RehaCom software can play a role in dealing with some of the cognitive problems that result from a Traumatic Brain Injury (TBI). A TBI is an acquired brain injury caused by some kind of trauma to the head. The most common causes are:
- Road traffic accidents, accounting for 40-50%.
- Domestic and industrial accidents account for 20-30%,
- Sports and recreational injuries for 10-15% and
- Assaults 10%.
Brain injury can have a very wide range of effects and will vary from one person to another depending on the exact nature of the brain injury and its severity. In many cases - the majority that lead to a need for cognitive therapy - there is a period of unconsciousness. This period allows natural healing processes to occur. However, as the person emerges from unconsciousness gentle stimulation and familiar voices become important.
As the person emerges from this period the longer term effects become obvious. It is difficult to predict how quickly or how much recovery can take place. Longer term effects can be physical, cognitive, emotional and behavioural.
The most common cognitive problems following a brain injury are certain types of memory impairments, concentration difficulties and issues with processing "incoming" information. Memory of events from the past may be preserved but the memory for recent events compromised.
Executive problems may be an issue. Parts of the brain have the function of planning, integrating an organising the day to day tasks of life. Damage to these parts of the brain can result in these so-called executive issues.
RehaCom and Traumatic Brain Injury
RehaCom has a number of procedures relevant to the cognitive rehabilitation of persons following such brain injuries. In Germany, computer-aided methods of supporting the therapist have been applied since the 1980's although it has not been adopted to the same extent in the UK. Part of the reason for this is that UK clinicians doubted that training with the software may not transfer into real world benefits fro the user. In Germany no one really questions now whether training with RehaCom carries over into functional recovery.

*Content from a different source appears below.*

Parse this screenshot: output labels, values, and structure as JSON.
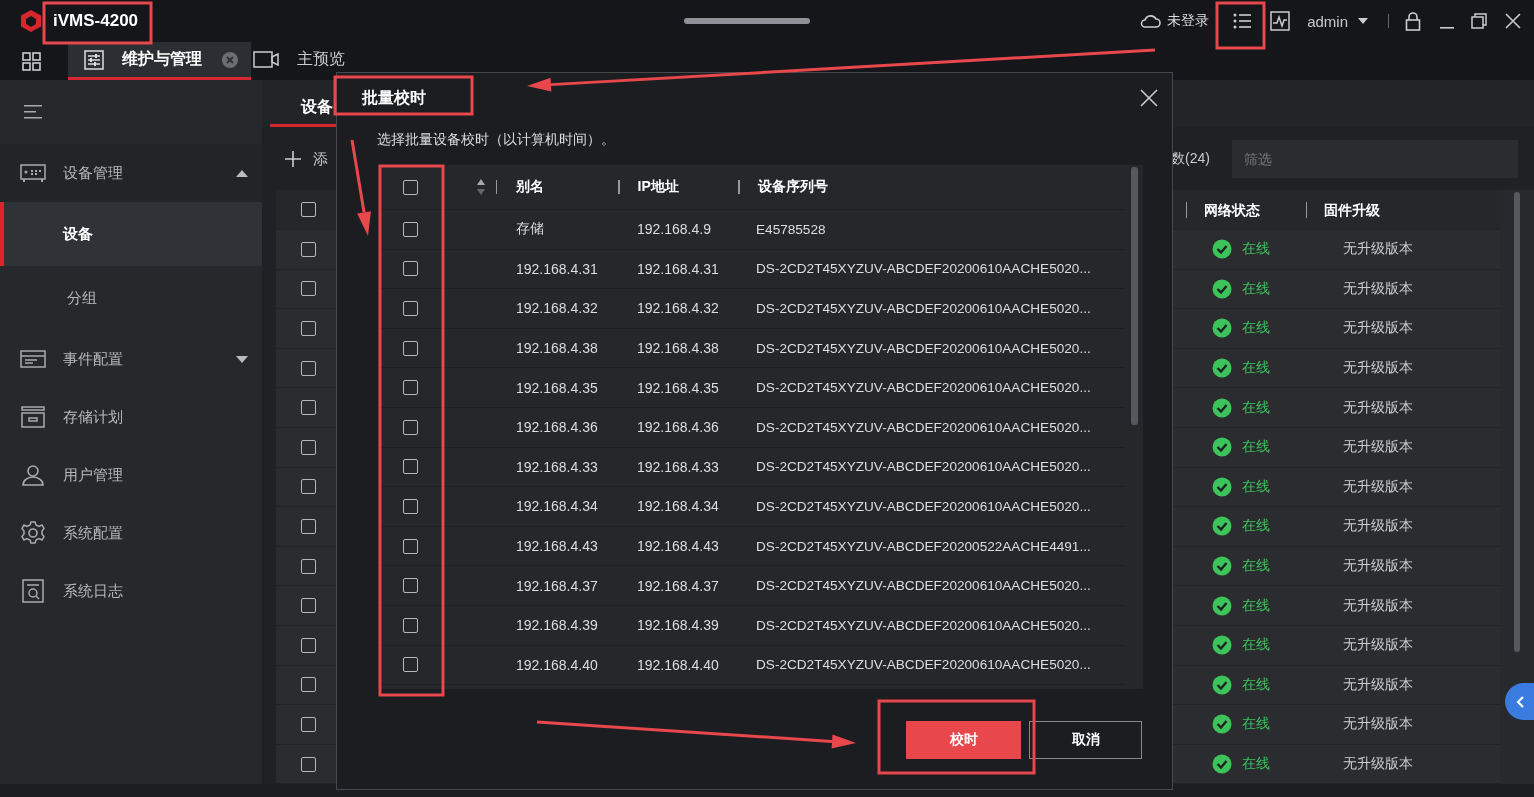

In common with many rehabilitation areas it is difficult to get clinical evidence in the manner that would be used with drug trials for instance. The brain injured group are not an homogeneous group so it is difficult to know who is going to do well with therapy and who will do less well. When large scale studies are difficult or impossible, researchers turn to a meta-analysis where, in simple terms, the aggregate effects of many smaller studies are considered.
in Germany a meta-analysis of the literature did provide good evidence and therefore support for computer based cognitive rehabilitation.
" " See articles in: Neurologie und Rehabilitation 2010 (Issue 2)
" " and earlier by Cicerone et al, Arch Phys Med Rehabil Vol 86, 2005 and Vol 81, Dec 2000
In terms of when to use RehaCom the belief is that the sooner cognitive rehabilitation begins the better. Whilst there is not strong evidence that this is necessary, it is backed by clinical consensus and there appears to be no “down-side” to early intervention.
An assessment process is very important to determine what cognitive deficits and other issues there might be. Typically there may be a range of deficits and other issues such as behavioural problems or depression to deal with. The therapist must look at the broad issues faced by the patient and decide if and when rehacom would be useful. For example, depression might be a reason to delay using RehaCom - dealing with depression might be a priority compared with cognitive deficits.
In practice, the prevailing view is that training needs to be SPECIFIC, FREQUENT and INTENSIVE. Of course, training depends on what patients are capable of doing; but 3 times per week would not be considered enough.